> _Problem statement_
Print every record below exactly as written.

> _Given entries_

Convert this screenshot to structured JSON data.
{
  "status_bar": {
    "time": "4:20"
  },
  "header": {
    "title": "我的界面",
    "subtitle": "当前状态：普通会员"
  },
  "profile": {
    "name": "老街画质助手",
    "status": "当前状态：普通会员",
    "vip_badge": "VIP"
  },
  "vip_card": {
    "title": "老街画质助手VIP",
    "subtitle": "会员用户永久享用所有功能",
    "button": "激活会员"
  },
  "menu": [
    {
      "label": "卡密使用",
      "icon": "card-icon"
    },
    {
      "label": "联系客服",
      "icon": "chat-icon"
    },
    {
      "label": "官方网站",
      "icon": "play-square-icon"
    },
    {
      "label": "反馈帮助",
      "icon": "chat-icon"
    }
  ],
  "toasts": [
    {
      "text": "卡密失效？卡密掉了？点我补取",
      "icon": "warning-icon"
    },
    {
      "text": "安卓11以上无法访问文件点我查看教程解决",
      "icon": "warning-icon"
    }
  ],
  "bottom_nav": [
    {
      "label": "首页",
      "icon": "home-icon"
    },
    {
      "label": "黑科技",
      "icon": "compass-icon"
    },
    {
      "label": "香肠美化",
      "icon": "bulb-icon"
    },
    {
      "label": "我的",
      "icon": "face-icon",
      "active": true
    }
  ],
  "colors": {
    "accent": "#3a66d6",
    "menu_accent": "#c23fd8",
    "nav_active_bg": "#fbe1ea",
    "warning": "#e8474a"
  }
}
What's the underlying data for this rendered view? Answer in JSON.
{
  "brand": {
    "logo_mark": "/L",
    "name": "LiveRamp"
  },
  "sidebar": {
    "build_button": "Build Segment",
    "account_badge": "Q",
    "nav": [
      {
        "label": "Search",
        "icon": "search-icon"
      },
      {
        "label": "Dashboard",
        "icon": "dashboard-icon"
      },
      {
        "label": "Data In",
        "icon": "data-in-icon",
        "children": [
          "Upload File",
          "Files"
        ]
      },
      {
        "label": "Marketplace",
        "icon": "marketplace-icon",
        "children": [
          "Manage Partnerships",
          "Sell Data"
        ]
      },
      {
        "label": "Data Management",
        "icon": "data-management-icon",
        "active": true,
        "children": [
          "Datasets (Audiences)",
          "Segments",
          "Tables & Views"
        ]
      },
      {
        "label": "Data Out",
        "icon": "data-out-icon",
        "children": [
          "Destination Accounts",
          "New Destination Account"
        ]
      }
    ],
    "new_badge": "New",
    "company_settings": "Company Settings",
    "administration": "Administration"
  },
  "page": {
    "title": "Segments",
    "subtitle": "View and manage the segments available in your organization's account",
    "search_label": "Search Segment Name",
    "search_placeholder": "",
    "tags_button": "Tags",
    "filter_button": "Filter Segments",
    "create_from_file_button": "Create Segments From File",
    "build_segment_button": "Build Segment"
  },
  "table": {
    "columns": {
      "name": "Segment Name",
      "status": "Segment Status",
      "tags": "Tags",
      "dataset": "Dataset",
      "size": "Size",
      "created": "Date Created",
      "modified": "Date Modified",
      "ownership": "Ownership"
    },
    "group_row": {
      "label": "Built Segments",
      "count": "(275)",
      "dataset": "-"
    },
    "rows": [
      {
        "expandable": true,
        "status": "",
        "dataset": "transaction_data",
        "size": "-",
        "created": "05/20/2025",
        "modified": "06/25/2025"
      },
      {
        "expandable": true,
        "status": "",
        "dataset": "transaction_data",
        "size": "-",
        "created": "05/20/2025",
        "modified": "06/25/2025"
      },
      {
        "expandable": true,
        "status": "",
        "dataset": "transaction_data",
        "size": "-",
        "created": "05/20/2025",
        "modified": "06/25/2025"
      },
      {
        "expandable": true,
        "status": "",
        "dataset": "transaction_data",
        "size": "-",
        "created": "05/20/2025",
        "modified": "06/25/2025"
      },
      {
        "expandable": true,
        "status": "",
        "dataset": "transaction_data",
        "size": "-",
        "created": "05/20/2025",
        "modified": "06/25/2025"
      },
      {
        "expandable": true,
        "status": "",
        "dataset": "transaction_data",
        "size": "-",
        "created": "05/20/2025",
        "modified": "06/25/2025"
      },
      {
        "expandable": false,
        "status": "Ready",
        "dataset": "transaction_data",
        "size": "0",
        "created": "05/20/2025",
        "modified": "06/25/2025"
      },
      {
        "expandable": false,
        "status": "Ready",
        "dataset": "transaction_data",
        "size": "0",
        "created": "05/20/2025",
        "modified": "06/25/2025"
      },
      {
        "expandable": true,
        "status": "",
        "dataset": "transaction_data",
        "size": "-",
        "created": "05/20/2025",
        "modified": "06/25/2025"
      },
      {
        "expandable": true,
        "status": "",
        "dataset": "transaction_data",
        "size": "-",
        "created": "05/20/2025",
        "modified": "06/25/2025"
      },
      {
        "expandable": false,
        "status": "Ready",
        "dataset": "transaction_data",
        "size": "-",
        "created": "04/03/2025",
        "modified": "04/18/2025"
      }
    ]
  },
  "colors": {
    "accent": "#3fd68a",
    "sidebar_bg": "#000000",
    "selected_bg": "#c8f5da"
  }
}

> _Solved exercise_
Convert this screenshot to structured JSON data.
{
  "status_bar": {
    "time": "4:20"
  },
  "header": {
    "title": "我的界面",
    "subtitle": "当前状态：普通会员"
  },
  "profile": {
    "name": "老街画质助手",
    "status": "当前状态：普通会员",
    "vip_badge": "VIP"
  },
  "vip_card": {
    "title": "老街画质助手VIP",
    "subtitle": "会员用户永久享用所有功能",
    "button": "激活会员"
  },
  "menu": [
    {
      "label": "卡密使用",
      "icon": "card-icon"
    },
    {
      "label": "联系客服",
      "icon": "chat-icon"
    },
    {
      "label": "官方网站",
      "icon": "play-square-icon"
    },
    {
      "label": "反馈帮助",
      "icon": "chat-icon"
    }
  ],
  "toasts": [
    {
      "text": "卡密失效？卡密掉了？点我补取",
      "icon": "warning-icon"
    },
    {
      "text": "安卓11以上无法访问文件点我查看教程解决",
      "icon": "warning-icon"
    }
  ],
  "bottom_nav": [
    {
      "label": "首页",
      "icon": "home-icon"
    },
    {
      "label": "黑科技",
      "icon": "compass-icon"
    },
    {
      "label": "香肠美化",
      "icon": "bulb-icon"
    },
    {
      "label": "我的",
      "icon": "face-icon",
      "active": true
    }
  ],
  "colors": {
    "accent": "#3a66d6",
    "menu_accent": "#c23fd8",
    "nav_active_bg": "#fbe1ea",
    "warning": "#e8474a"
  }
}
What's the underlying data for this rendered view? Answer in JSON.
{
  "brand": {
    "logo_mark": "/L",
    "name": "LiveRamp"
  },
  "sidebar": {
    "build_button": "Build Segment",
    "account_badge": "Q",
    "nav": [
      {
        "label": "Search",
        "icon": "search-icon"
      },
      {
        "label": "Dashboard",
        "icon": "dashboard-icon"
      },
      {
        "label": "Data In",
        "icon": "data-in-icon",
        "children": [
          "Upload File",
          "Files"
        ]
      },
      {
        "label": "Marketplace",
        "icon": "marketplace-icon",
        "children": [
          "Manage Partnerships",
          "Sell Data"
        ]
      },
      {
        "label": "Data Management",
        "icon": "data-management-icon",
        "active": true,
        "children": [
          "Datasets (Audiences)",
          "Segments",
          "Tables & Views"
        ]
      },
      {
        "label": "Data Out",
        "icon": "data-out-icon",
        "children": [
          "Destination Accounts",
          "New Destination Account"
        ]
      }
    ],
    "new_badge": "New",
    "company_settings": "Company Settings",
    "administration": "Administration"
  },
  "page": {
    "title": "Segments",
    "subtitle": "View and manage the segments available in your organization's account",
    "search_label": "Search Segment Name",
    "search_placeholder": "",
    "tags_button": "Tags",
    "filter_button": "Filter Segments",
    "create_from_file_button": "Create Segments From File",
    "build_segment_button": "Build Segment"
  },
  "table": {
    "columns": {
      "name": "Segment Name",
      "status": "Segment Status",
      "tags": "Tags",
      "dataset": "Dataset",
      "size": "Size",
      "created": "Date Created",
      "modified": "Date Modified",
      "ownership": "Ownership"
    },
    "group_row": {
      "label": "Built Segments",
      "count": "(275)",
      "dataset": "-"
    },
    "rows": [
      {
        "expandable": true,
        "status": "",
        "dataset": "transaction_data",
        "size": "-",
        "created": "05/20/2025",
        "modified": "06/25/2025"
      },
      {
        "expandable": true,
        "status": "",
        "dataset": "transaction_data",
        "size": "-",
        "created": "05/20/2025",
        "modified": "06/25/2025"
      },
      {
        "expandable": true,
        "status": "",
        "dataset": "transaction_data",
        "size": "-",
        "created": "05/20/2025",
        "modified": "06/25/2025"
      },
      {
        "expandable": true,
        "status": "",
        "dataset": "transaction_data",
        "size": "-",
        "created": "05/20/2025",
        "modified": "06/25/2025"
      },
      {
        "expandable": true,
        "status": "",
        "dataset": "transaction_data",
        "size": "-",
        "created": "05/20/2025",
        "modified": "06/25/2025"
      },
      {
        "expandable": true,
        "status": "",
        "dataset": "transaction_data",
        "size": "-",
        "created": "05/20/2025",
        "modified": "06/25/2025"
      },
      {
        "expandable": false,
        "status": "Ready",
        "dataset": "transaction_data",
        "size": "0",
        "created": "05/20/2025",
        "modified": "06/25/2025"
      },
      {
        "expandable": false,
        "status": "Ready",
        "dataset": "transaction_data",
        "size": "0",
        "created": "05/20/2025",
        "modified": "06/25/2025"
      },
      {
        "expandable": true,
        "status": "",
        "dataset": "transaction_data",
        "size": "-",
        "created": "05/20/2025",
        "modified": "06/25/2025"
      },
      {
        "expandable": true,
        "status": "",
        "dataset": "transaction_data",
        "size": "-",
        "created": "05/20/2025",
        "modified": "06/25/2025"
      },
      {
        "expandable": false,
        "status": "Ready",
        "dataset": "transaction_data",
        "size": "-",
        "created": "04/03/2025",
        "modified": "04/18/2025"
      }
    ]
  },
  "colors": {
    "accent": "#3fd68a",
    "sidebar_bg": "#000000",
    "selected_bg": "#c8f5da"
  }
}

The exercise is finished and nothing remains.